Take the 2-minute tour ×
Mathematics Stack Exchange is a question and answer site for people studying math at any level and professionals in related fields. It's 100% free, no registration required.

What book gives a rigorous but elementary exposition of "div, grad, curl, and all that"? Conventional second-year calculus books are as far from rigorous as anything ever gets.

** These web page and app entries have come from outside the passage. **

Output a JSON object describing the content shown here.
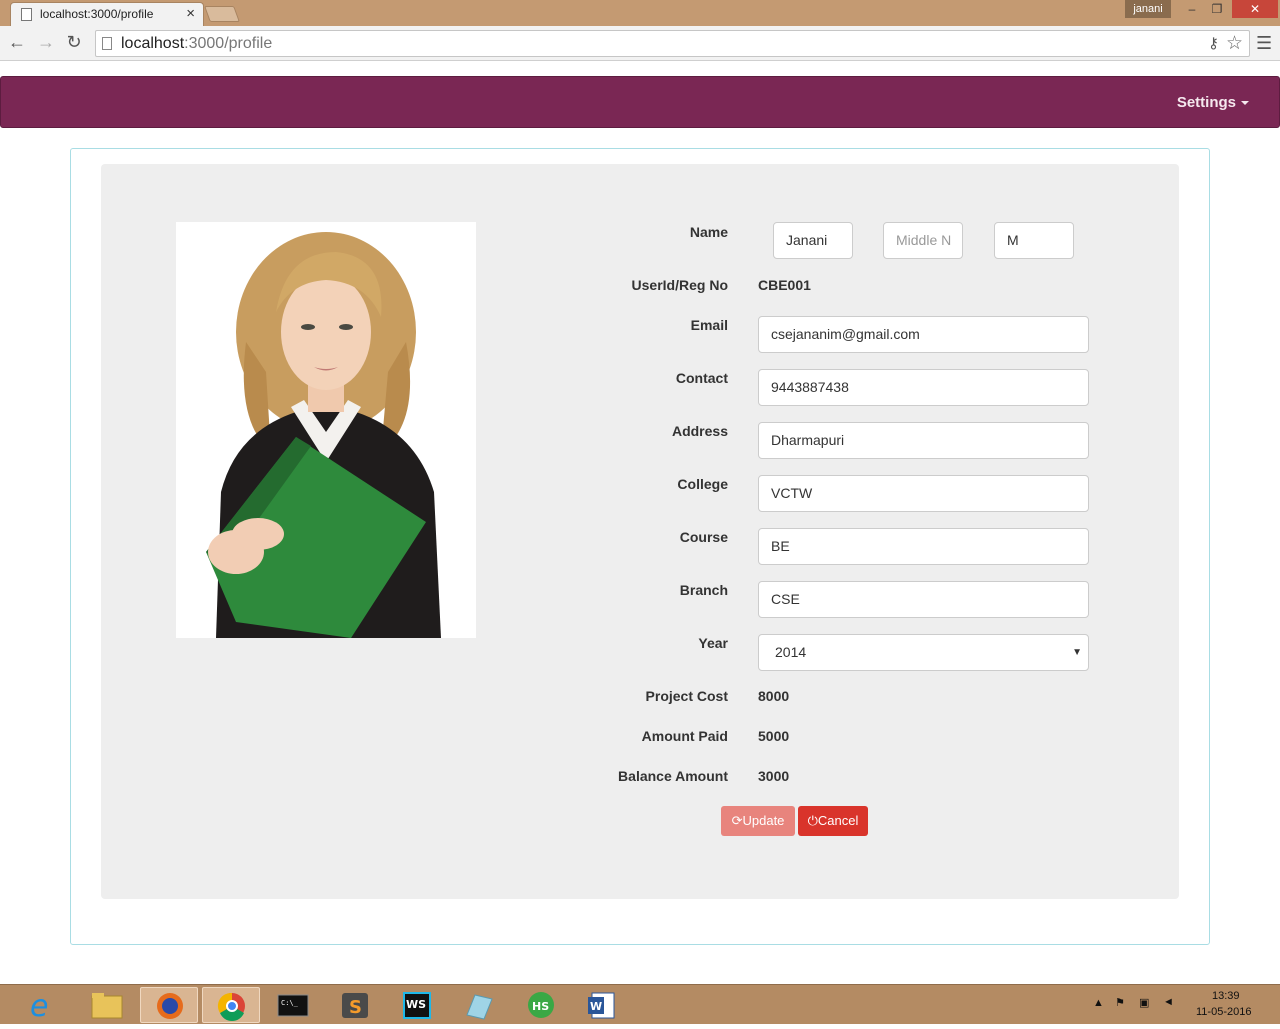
{
  "browser": {
    "tab_title": "localhost:3000/profile",
    "url_host": "localhost",
    "url_path": ":3000/profile",
    "user": "janani"
  },
  "navbar": {
    "settings_label": "Settings"
  },
  "profile": {
    "labels": {
      "name": "Name",
      "userid": "UserId/Reg No",
      "email": "Email",
      "contact": "Contact",
      "address": "Address",
      "college": "College",
      "course": "Course",
      "branch": "Branch",
      "year": "Year",
      "project_cost": "Project Cost",
      "amount_paid": "Amount Paid",
      "balance_amount": "Balance Amount"
    },
    "first_name": "Janani",
    "middle_name_placeholder": "Middle N",
    "last_name": "M",
    "userid": "CBE001",
    "email": "csejananim@gmail.com",
    "contact": "9443887438",
    "address": "Dharmapuri",
    "college": "VCTW",
    "course": "BE",
    "branch": "CSE",
    "year": "2014",
    "project_cost": "8000",
    "amount_paid": "5000",
    "balance_amount": "3000"
  },
  "buttons": {
    "update": "Update",
    "cancel": "Cancel"
  },
  "taskbar": {
    "time": "13:39",
    "date": "11-05-2016"
  }
}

share|improve this question
1  
I remember when I was 2nd year student I haven't felt that proofs of Green and Stokes formulas are rigor enough, so +1 –  Ilya Oct 21 '11 at 15:47
3  
@Gortaur: As Henri Cartan put it [...] the existing textbooks were not satisfactory, especially when it came to multiple integrals and Stokes' theorem. I discussed my concerns several times with André Weil. One beautiful day he told me, 'I've had it, we need to fix this for good. We need to write a good textbook on analysis. Then you'll stop complaining!' The rest is history. –  t.b. Oct 21 '11 at 16:53
1  
@t.b.: I do not complain, I rather recall that the only area in my Analysis course where I felt the lack of rigor was multidimensional integration, especially Fubini's theorem and Green and Stokes formulas. I had a guess what are the reasons - I only wonder how much pages in appendix will take the necessary theory. –  Ilya Oct 23 '11 at 11:37

1 Answer 1

up vote 3 down vote accepted

Have you taken a look at Fleming's Functions of Several Variables? Relative to most of books that I've looked at, it provides the least amount of machinery necessary to prove (rigorously) the basic theorems of integral vector calculus. I find it to be very readable and easy to understand.

This question that I posed awhile back which, inexplicably, was closed as being off-topic, might also be relevant.

share|improve this answer
    
The only local library that has that book has two copies and both are currently checked out. But I'll look at it soon, I think. Thank you. –  Michael Hardy Oct 21 '11 at 22:58

Your Answer

 
discard

By posting your answer, you agree to the privacy policy and terms of service.

Not the answer you're looking for? Browse other questions tagged or ask your own question.